Hair continues to be my personal Waterloo, but here are some of the mane-taming products I used up recently, along with a couple of shower bits. I’m not precious about my bathing and use Jeff’s razors and bodywash without shame. In fact, I’m positive I missed at least two bottles of bodywash that rightly should have been included in this confessional but recycled them first. Oops. My eczema continues to wreak havoc on my scalp, hence the two different medicated shampoos (also probably not an honest reckoning), but I did manage to make it through two bottles of conditioner. A powder style dry shampoo and leave-in conditioner round off the pack. The powder smells wonderful but I would not repurchase as I’ve found a much better spray formula. All the other items, however, are pretty much my standard shower rotation and their replacements are in situ.

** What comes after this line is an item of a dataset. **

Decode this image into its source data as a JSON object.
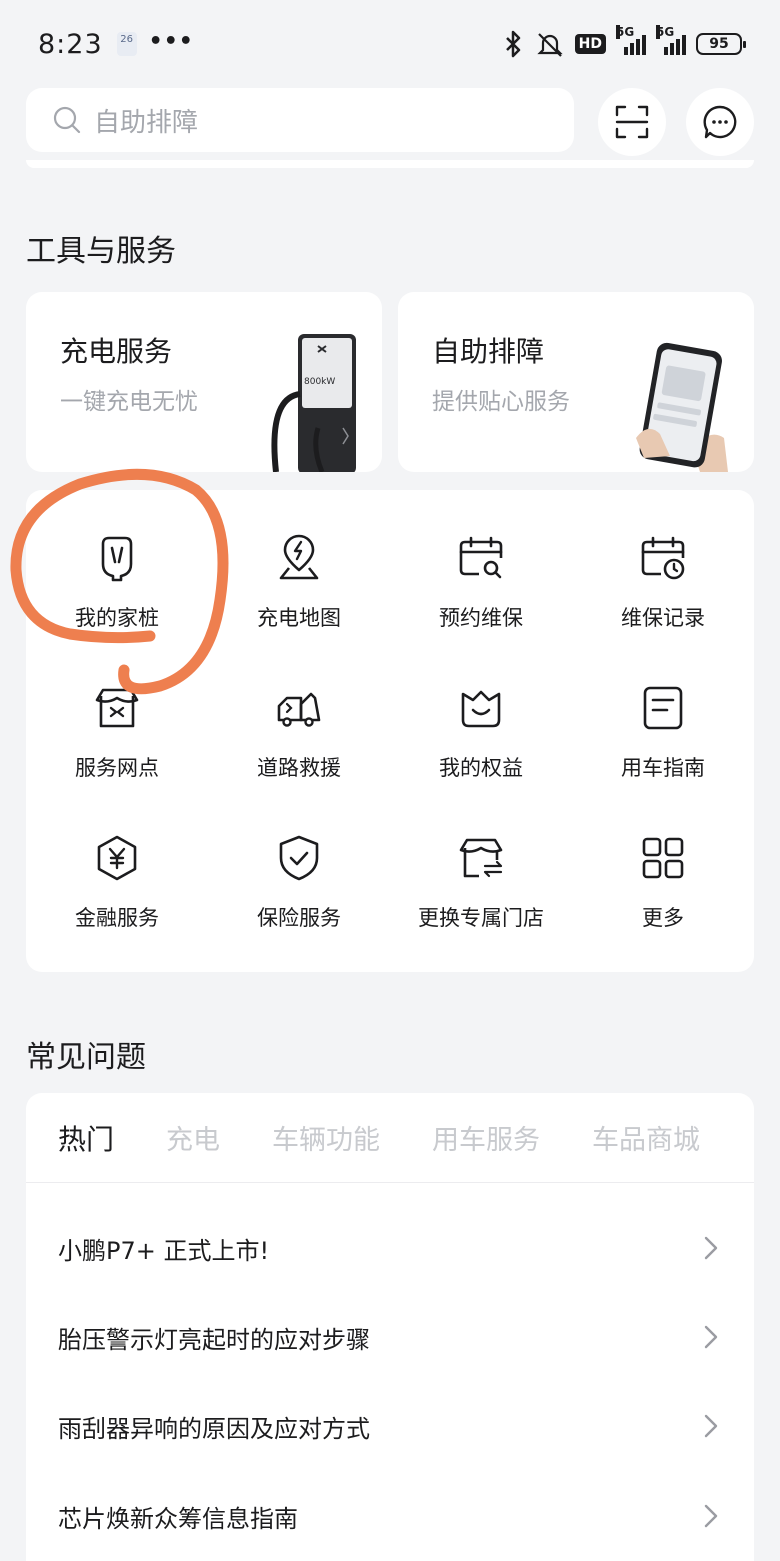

While we’re being honest, that comment about stealing Jeff’s face wash? Same for deodorant. I just don’t see the point of the pinker, lady-friendly stuff when he has a perfectly good can of product sitting on our dresser that I can swipe. The Certain Dri roll on, however, is definitely mine. Also in the spirit of full disclosure, this stuff is fantastic and when I use it regularly/properly, it’s a miracle product. I tend to pick up a bottle whenever we go back to the States. I also used up a No 7 make up brush cleanser from Boots (great product!) and a bath oil from Sanctuary Spa. I take a bath almost every night, especially in cold weather and prefer oils to bubbles…even if it means I have to scrub the tub more regularly. It’s a small price to pay for zen.

Finally, some make up! Er, kinda? It takes me quite a while to get through make up products, though you may remember my recent discovery of the MakeUp Rehab reddit community which has inspired a number of “use it up” personal challenges for me. If I do another post like this six months from now, I’m hoping to have a few empty makeup tins and pans to add to the pile. This time at least, I made it through yet another tube of Maybeline Full ‘N Soft mascara–my go to for years. Glossier Boy Brow did good service in the beauty wars and its replacement is already in rotation. I loved this hand cream from Elizabeth Arden and will definitely be buying a full sized tube once my seemingly infinite amounts of other travel sized lotions have served their time. Finally, I used up a bottle of Hermes Jardin sur la Nil perfume which I loved but am happy to part with as friends after a four year run.

Your turn, kittens, if you feel up to oversharing in the comments. Do you keep track of items that you use up–if so, what and why? Is my fascination with personal consumption at all interesting or just weird? Let me know your thoughts, I’m braced for impact!